▶ **Entries provided**
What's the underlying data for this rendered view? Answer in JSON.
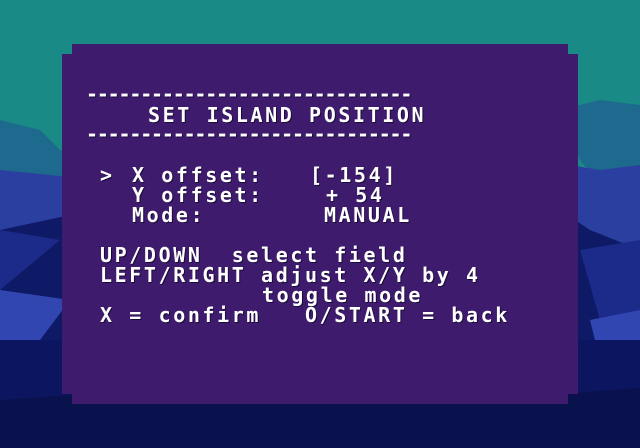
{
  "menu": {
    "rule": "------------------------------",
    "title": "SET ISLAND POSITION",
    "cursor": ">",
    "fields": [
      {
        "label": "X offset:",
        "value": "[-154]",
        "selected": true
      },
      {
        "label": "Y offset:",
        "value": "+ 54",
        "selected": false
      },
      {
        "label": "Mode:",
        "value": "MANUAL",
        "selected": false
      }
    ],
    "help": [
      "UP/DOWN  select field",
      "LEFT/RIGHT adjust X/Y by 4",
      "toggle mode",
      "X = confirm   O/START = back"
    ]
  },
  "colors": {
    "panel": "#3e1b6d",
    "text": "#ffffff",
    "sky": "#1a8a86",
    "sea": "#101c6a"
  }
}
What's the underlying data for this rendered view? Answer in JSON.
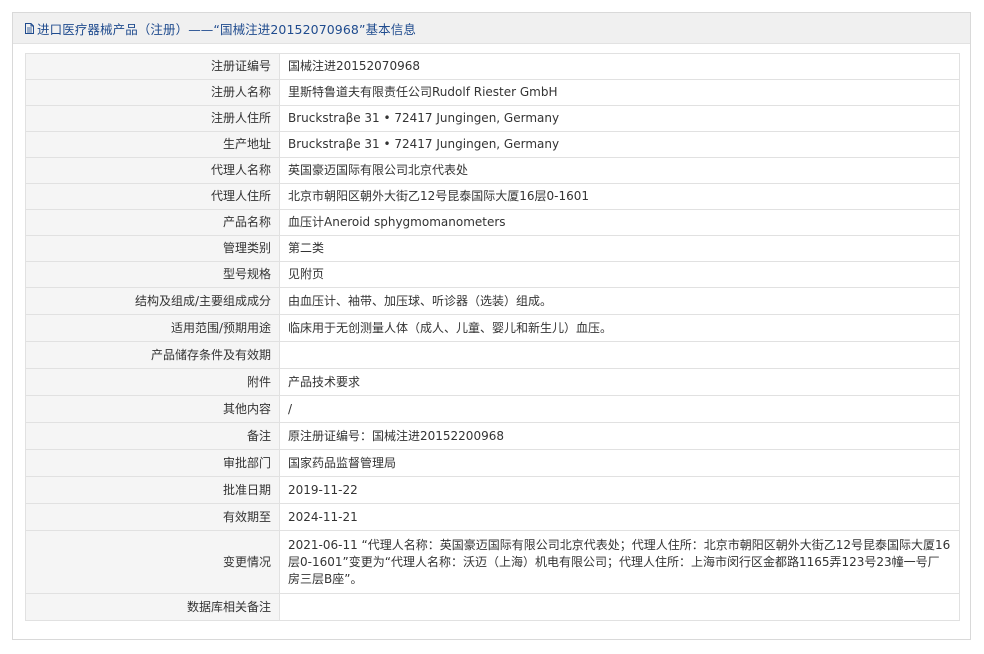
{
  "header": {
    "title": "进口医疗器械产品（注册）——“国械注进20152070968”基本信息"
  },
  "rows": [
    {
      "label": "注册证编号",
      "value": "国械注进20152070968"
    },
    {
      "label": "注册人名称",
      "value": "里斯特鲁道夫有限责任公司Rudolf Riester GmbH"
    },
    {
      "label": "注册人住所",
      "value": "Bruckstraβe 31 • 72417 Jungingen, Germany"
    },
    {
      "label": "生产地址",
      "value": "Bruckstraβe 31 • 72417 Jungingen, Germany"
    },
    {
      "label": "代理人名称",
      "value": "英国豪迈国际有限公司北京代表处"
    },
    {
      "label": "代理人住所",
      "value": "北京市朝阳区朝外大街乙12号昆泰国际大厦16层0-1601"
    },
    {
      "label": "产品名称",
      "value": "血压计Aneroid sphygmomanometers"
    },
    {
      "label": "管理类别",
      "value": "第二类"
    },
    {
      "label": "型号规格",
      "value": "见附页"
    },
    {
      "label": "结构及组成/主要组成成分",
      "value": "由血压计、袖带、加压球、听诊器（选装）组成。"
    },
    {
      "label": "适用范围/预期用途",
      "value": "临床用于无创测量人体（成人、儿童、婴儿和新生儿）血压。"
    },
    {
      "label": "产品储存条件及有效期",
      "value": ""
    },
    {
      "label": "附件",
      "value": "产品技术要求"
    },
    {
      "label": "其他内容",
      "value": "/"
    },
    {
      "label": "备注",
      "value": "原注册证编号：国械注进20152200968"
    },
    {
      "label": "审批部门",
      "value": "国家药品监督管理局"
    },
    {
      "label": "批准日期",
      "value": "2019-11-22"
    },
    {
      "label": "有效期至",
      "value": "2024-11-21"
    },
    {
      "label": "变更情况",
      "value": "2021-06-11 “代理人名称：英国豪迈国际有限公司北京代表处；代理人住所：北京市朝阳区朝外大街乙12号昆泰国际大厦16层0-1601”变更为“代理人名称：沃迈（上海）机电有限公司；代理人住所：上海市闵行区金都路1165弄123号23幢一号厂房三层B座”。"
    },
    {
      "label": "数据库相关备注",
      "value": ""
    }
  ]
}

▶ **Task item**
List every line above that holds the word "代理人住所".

▶ **Written response**
      "label": "代理人住所",
      "value": "2021-06-11 “代理人名称：英国豪迈国际有限公司北京代表处；代理人住所：北京市朝阳区朝外大街乙12号昆泰国际大厦16层0-1601”变更为“代理人名称：沃迈（上海）机电有限公司；代理人住所：上海市闵行区金都路1165弄123号23幢一号厂房三层B座”。"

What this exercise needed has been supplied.